occasion in our lives. The Crowning of
our Queen, a beautiful young woman married to a handsome prince.
And it was the first time us children had ever seen the great Coronation
Coach - albeit in black and white. As it
drew out of the Buckingham
Palace forecourt and we
got a glimpse of Her Majesty wearing a gorgeous diadem a shiver ran down my
The cavalcade of carriages carrying royalty, presidents and other high
ranking personages from around the world was interspersed with soldiers,
sailors and airmen from the Commonwealth (as it was to become known) and, of
course, there were mounted soldiers and bands.
Watching the Crowning was breathtaking.
And, of course, The Queen wore a crown for the long, slow return journey
to Buckingham Palace.
It wasn't the one that she had been crowned with - the 1661 St. Edward's
Crown which weights 2.23 kg. - but the lighter Imperial State Crown.
Apart from the Coronation Coach probably the most memorable one was the
open Landau carrying the stately Queen Salote of Tonga and a smaller gentleman. It didn't matter that it was raining, Queen
Salote had a ball waving to the crowds, pointing to various placards held by
members of the crowd and laughing. A
very jolly lady. What an ambassador for
her Country. One that, until that time,
very few of us had even heard of!
The Coronation, was well as being the epitome of British Pageantry was
also a great learning experience. Not
just for the Service but also it brought the world to London
and taught us children that there is a lot more than Europe
out there to be visited.
Maybe that was the basis of my desire to travel!
I did once make it to Buckingham
Palace for a Balcony
Scene. It was the 50th Anniversary of VE
Day (9th May 1995). I was at the
railings by 6.00 a.m. and later saw Their Majesties, Queen Elizabeth II, the Queen
Elizabeth the Queen Mother and HRH the Princess Margaret on the balcony. And they joined in the sing-song being led by
Dame Vera Lynn, Sir Harry Secombe, Sir Cliff Richard and introduced by Bob
Holness.

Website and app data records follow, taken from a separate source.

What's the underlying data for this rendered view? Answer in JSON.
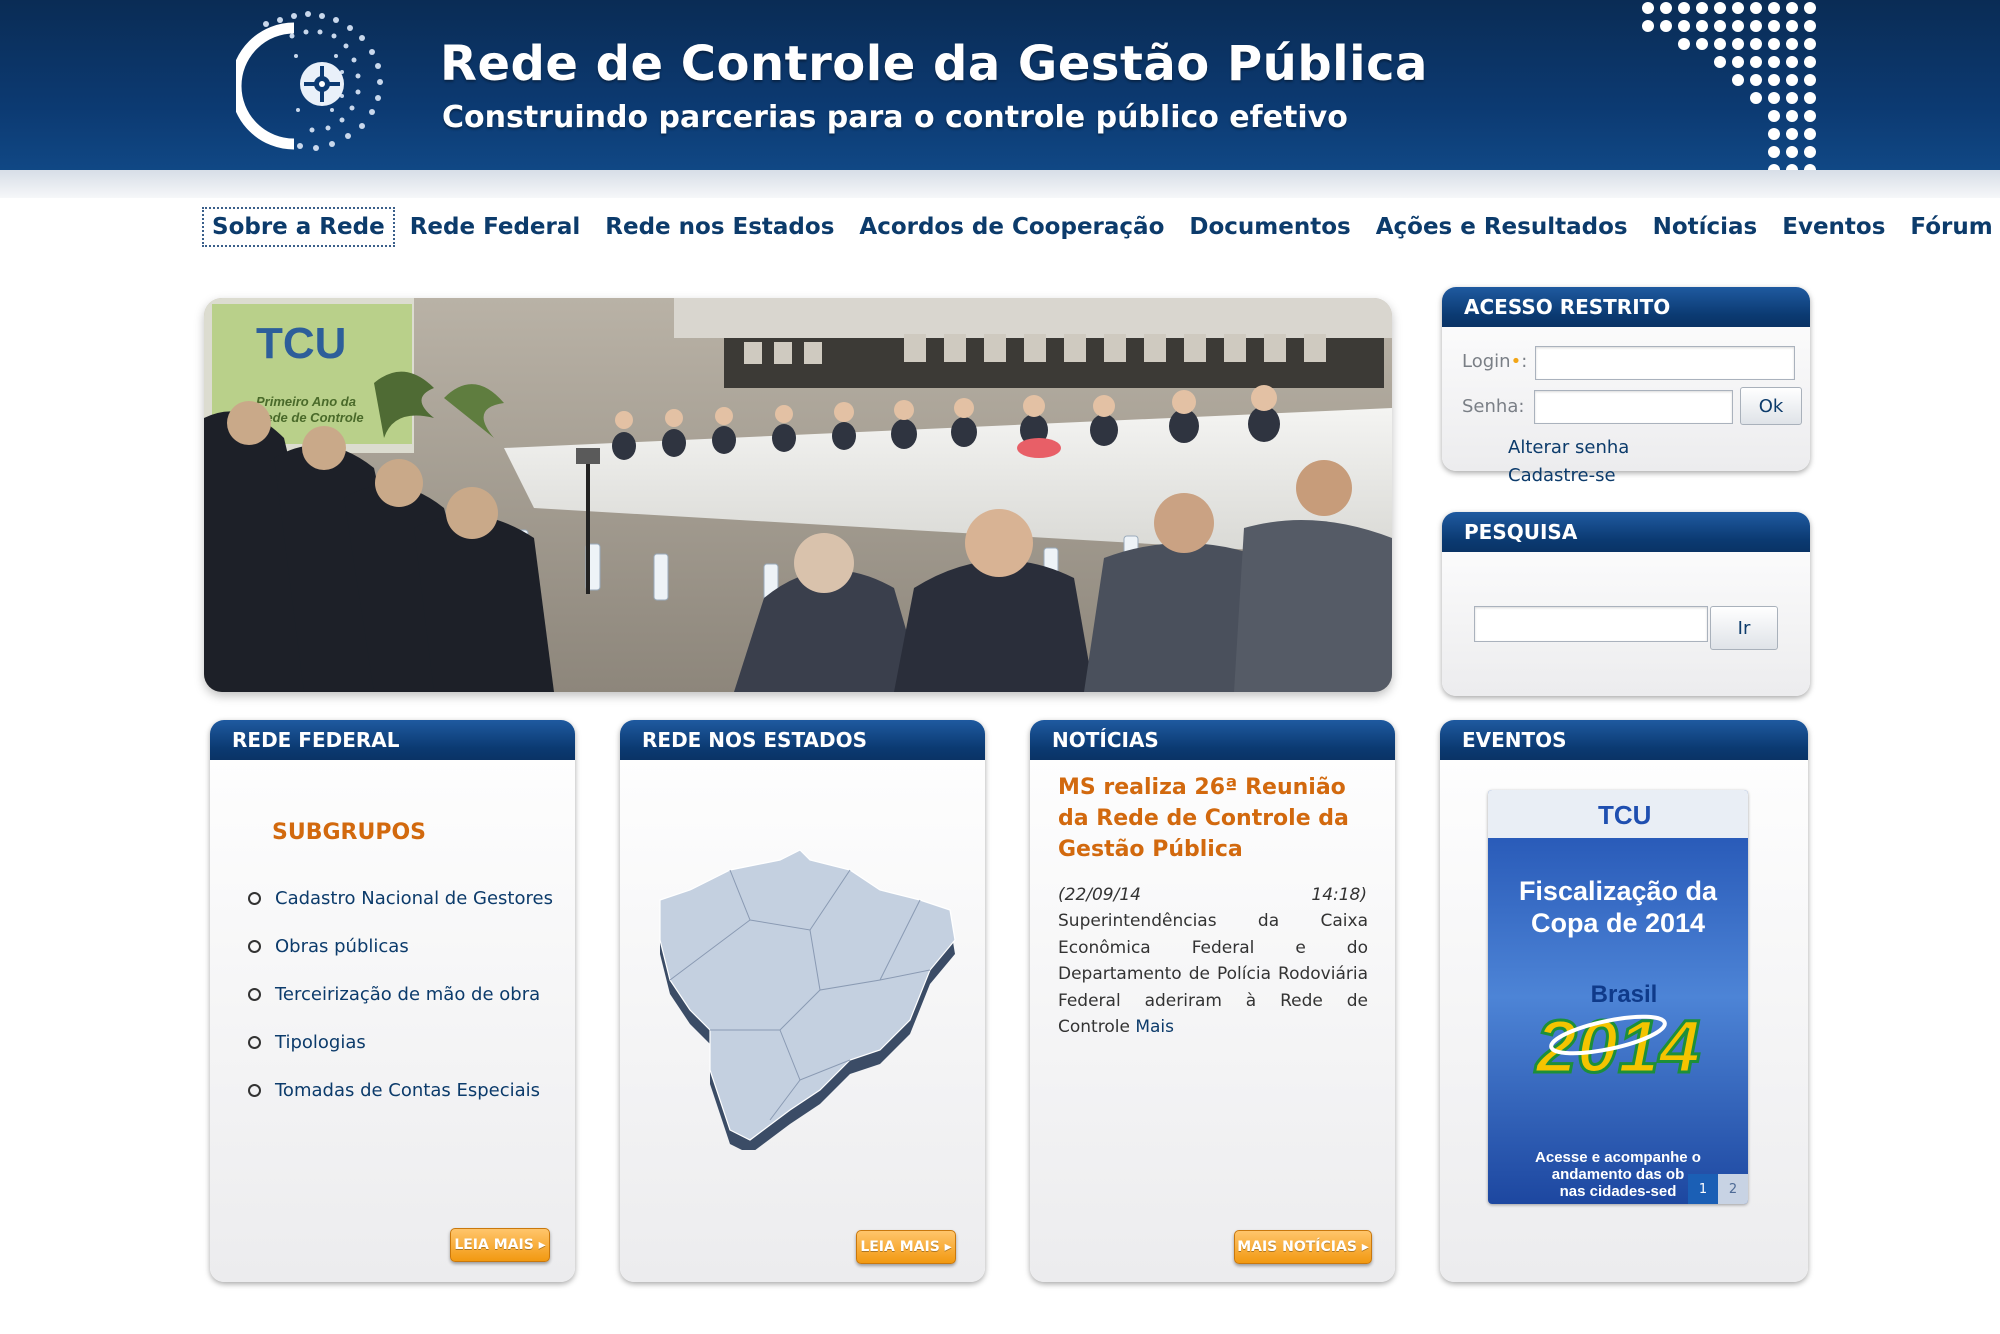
{
  "header": {
    "title": "Rede de Controle da Gestão Pública",
    "subtitle": "Construindo parcerias para o controle público efetivo"
  },
  "nav": [
    {
      "label": "Sobre a Rede"
    },
    {
      "label": "Rede Federal"
    },
    {
      "label": "Rede nos Estados"
    },
    {
      "label": "Acordos de Cooperação"
    },
    {
      "label": "Documentos"
    },
    {
      "label": "Ações e Resultados"
    },
    {
      "label": "Notícias"
    },
    {
      "label": "Eventos"
    },
    {
      "label": "Fórum"
    }
  ],
  "banner": {
    "screen_logo": "TCU",
    "screen_caption_1": "Primeiro Ano da",
    "screen_caption_2": "Rede de Controle"
  },
  "access": {
    "title": "ACESSO RESTRITO",
    "login_label": "Login",
    "password_label": "Senha:",
    "ok_label": "Ok",
    "change_password": "Alterar senha",
    "register": "Cadastre-se"
  },
  "search": {
    "title": "PESQUISA",
    "button_label": "Ir"
  },
  "federal": {
    "title": "REDE FEDERAL",
    "subheading": "SUBGRUPOS",
    "items": [
      "Cadastro Nacional de Gestores",
      "Obras públicas",
      "Terceirização de mão de obra",
      "Tipologias",
      "Tomadas de Contas Especiais"
    ],
    "more": "LEIA MAIS"
  },
  "states": {
    "title": "REDE NOS ESTADOS",
    "more": "LEIA MAIS"
  },
  "news": {
    "title": "NOTÍCIAS",
    "headline": "MS realiza 26ª Reunião da Rede de Controle da Gestão Pública",
    "date": "(22/09/14",
    "time": "14:18)",
    "body": "Superintendências da Caixa Econômica Federal e do Departamento de Polícia Rodoviária Federal aderiram à Rede de Controle",
    "more_link": "Mais",
    "more_button": "MAIS NOTÍCIAS"
  },
  "events": {
    "title": "EVENTOS",
    "card_logo": "TCU",
    "card_heading_1": "Fiscalização da",
    "card_heading_2": "Copa de 2014",
    "card_brand": "Brasil",
    "card_year": "2014",
    "card_footer_1": "Acesse e acompanhe o",
    "card_footer_2": "andamento das ob",
    "card_footer_3": "nas cidades-sed",
    "pages": [
      "1",
      "2"
    ]
  },
  "colors": {
    "navy": "#0c3b6b",
    "orange": "#d2690e",
    "header_bg": "#0a2c55"
  }
}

It was a morning that I will
cherish all my life.
HM The Queen during a visit to Croydon, Surrey
I do have an article about the Royal Carriages on